WORK ITEM: Every entry below must be repeated exactly; skip the pictures.

- - - - - - -

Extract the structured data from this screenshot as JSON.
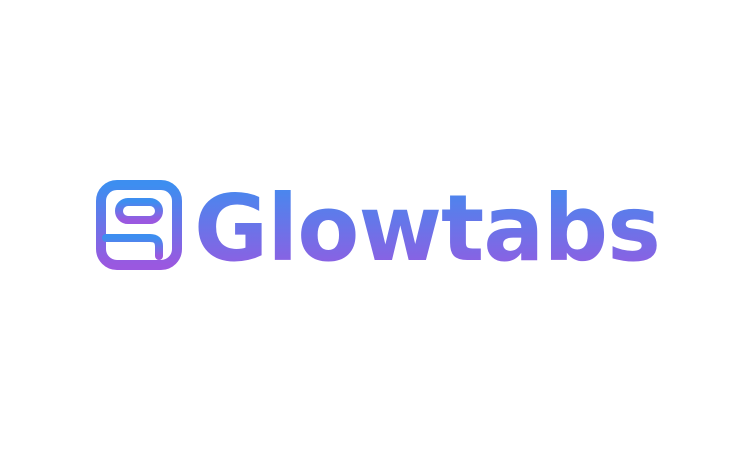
{
  "logo": {
    "name": "Glowtabs",
    "mark_icon": "tabs-window-icon"
  },
  "colors": {
    "gradient_top": "#3d8ef0",
    "gradient_bottom": "#9a58e0",
    "background": "#ffffff"
  }
}
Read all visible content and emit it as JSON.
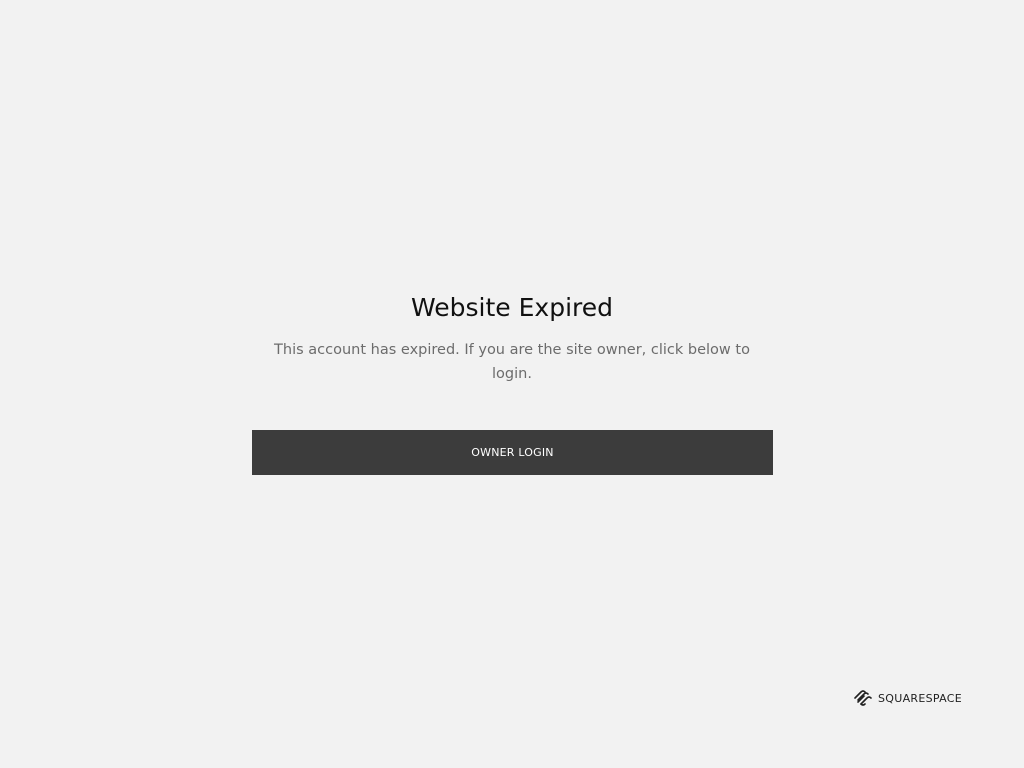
{
  "main": {
    "title": "Website Expired",
    "message": "This account has expired. If you are the site owner, click below to login.",
    "login_button_label": "OWNER LOGIN"
  },
  "footer": {
    "brand_name": "SQUARESPACE",
    "brand_icon": "squarespace-logo-icon"
  },
  "colors": {
    "background": "#f2f2f2",
    "button": "#3c3c3c",
    "title": "#111111",
    "message": "#6c6c6c"
  }
}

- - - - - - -

REPLY:
Extract the structured data from this screenshot as JSON.
{
  "logo": {
    "name": "Glowtabs",
    "mark_icon": "tabs-window-icon"
  },
  "colors": {
    "gradient_top": "#3d8ef0",
    "gradient_bottom": "#9a58e0",
    "background": "#ffffff"
  }
}
Read all visible content and emit it as JSON.
{
  "main": {
    "title": "Website Expired",
    "message": "This account has expired. If you are the site owner, click below to login.",
    "login_button_label": "OWNER LOGIN"
  },
  "footer": {
    "brand_name": "SQUARESPACE",
    "brand_icon": "squarespace-logo-icon"
  },
  "colors": {
    "background": "#f2f2f2",
    "button": "#3c3c3c",
    "title": "#111111",
    "message": "#6c6c6c"
  }
}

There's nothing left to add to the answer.